  • Top Reviewer
Pacific Palisades, CA
United States
4
4
3
3

Spent 6 nights on the Philippine Siren at Tubbataha. Boat is comfortable but not 5 star. Has a huge dive deck though. Great food and friendly staff. No night dives at Tubbtaha due to all wall dives & current so generally made 4 dives a day with both a early AM dive as well as a sunset dive. Up at 0530 to 0600 most every day. If you don't like wall dives, you will be disappointed.
Not very much macro stuff. Lots of small sharks - whitetip, blacktip & grey reef sharks. They were generally sleeping and approachable and sometimes even saw them schooling up to a dozen at a time. A few folks saw a hammerhead in early morning, though tough to catch them here-generally shy & mostly deep and early morning.
Marbled rays were my favorite and new for me here. I missed the macro here, though a little was available.
Saw lots of large dog toothed Tunas, some jacks, anthias and moorish idols. Many huge spiny lobsters that would let you get as close as you wanted to photograph them. Moray eels and several spots with garden eels. Occasional bumphead parrotfish.

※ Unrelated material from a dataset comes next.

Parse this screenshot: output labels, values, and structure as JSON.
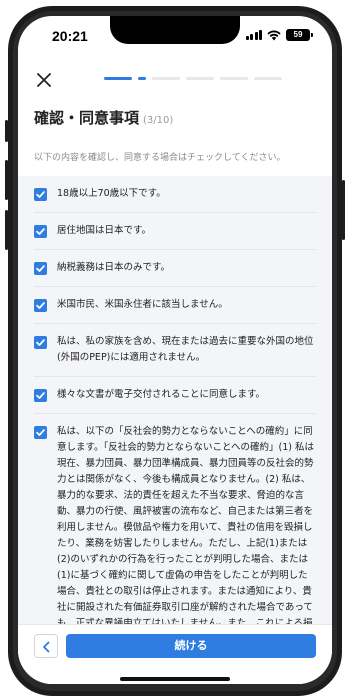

Visibility was generally good, though some days was only average. Currents variable and some dive sites (Washing Machine) were a big challenge even for an experienced diver. There are 2 small Islands that you dive here so after getting here not much travelling isneeded, so there is not a lot of cruising after the first night.

While this is a good spot for diving especially for bigger stuff, I have to say that Indonesia - especially Raja Ampat & Komodo were much better, especially when you favor in how remote a spot this is and long the connecting flights are. This is known as a site for big stuff, so for macro you wouldn't come here anyways.

Visited on 04/2014 - Submitted on 04/17/2014